■ WORK TO BE COMPLETED: Could you give the entries back exactly as they stand, minus any pictures?

■ Excerpts from an interface dataset:
= = =

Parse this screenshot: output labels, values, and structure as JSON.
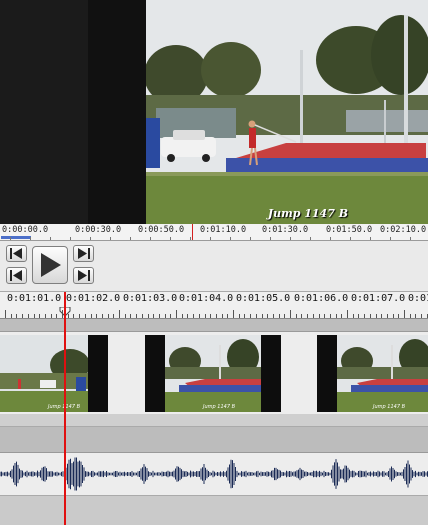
{
  "viewer": {
    "caption": "Jump 1147 B",
    "colors": {
      "sky": "#e6eaec",
      "grass": "#6f8a3d",
      "mat": "#c83a3a",
      "mat_base": "#3a4ea8"
    }
  },
  "overview_ruler": {
    "labels": [
      "0:00:00.0",
      "0:00:30.0",
      "0:00:50.0",
      "0:01:10.0",
      "0:01:30.0",
      "0:01:50.0",
      "0:02:10.0"
    ]
  },
  "transport": {
    "buttons": [
      {
        "name": "step-back-button",
        "icon": "step-back-icon"
      },
      {
        "name": "step-forward-button",
        "icon": "step-forward-icon"
      },
      {
        "name": "play-button",
        "icon": "play-icon"
      },
      {
        "name": "go-to-start-button",
        "icon": "skip-to-start-icon"
      },
      {
        "name": "go-to-end-button",
        "icon": "skip-to-end-icon"
      }
    ]
  },
  "timeline_ruler": {
    "labels": [
      "0:01:01.0",
      "0:01:02.0",
      "0:01:03.0",
      "0:01:04.0",
      "0:01:05.0",
      "0:01:06.0",
      "0:01:07.0",
      "0:01:0"
    ]
  },
  "video_track": {
    "clip_caption": "Jump 1147 B"
  },
  "colors": {
    "playhead": "#e01010",
    "waveform": "#1a2a55"
  }
}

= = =

■ COMPLETED TASK:
Parse this screenshot: output labels, values, and structure as JSON.
{
  "viewer": {
    "caption": "Jump 1147 B",
    "colors": {
      "sky": "#e6eaec",
      "grass": "#6f8a3d",
      "mat": "#c83a3a",
      "mat_base": "#3a4ea8"
    }
  },
  "overview_ruler": {
    "labels": [
      "0:00:00.0",
      "0:00:30.0",
      "0:00:50.0",
      "0:01:10.0",
      "0:01:30.0",
      "0:01:50.0",
      "0:02:10.0"
    ]
  },
  "transport": {
    "buttons": [
      {
        "name": "step-back-button",
        "icon": "step-back-icon"
      },
      {
        "name": "step-forward-button",
        "icon": "step-forward-icon"
      },
      {
        "name": "play-button",
        "icon": "play-icon"
      },
      {
        "name": "go-to-start-button",
        "icon": "skip-to-start-icon"
      },
      {
        "name": "go-to-end-button",
        "icon": "skip-to-end-icon"
      }
    ]
  },
  "timeline_ruler": {
    "labels": [
      "0:01:01.0",
      "0:01:02.0",
      "0:01:03.0",
      "0:01:04.0",
      "0:01:05.0",
      "0:01:06.0",
      "0:01:07.0",
      "0:01:0"
    ]
  },
  "video_track": {
    "clip_caption": "Jump 1147 B"
  },
  "colors": {
    "playhead": "#e01010",
    "waveform": "#1a2a55"
  }
}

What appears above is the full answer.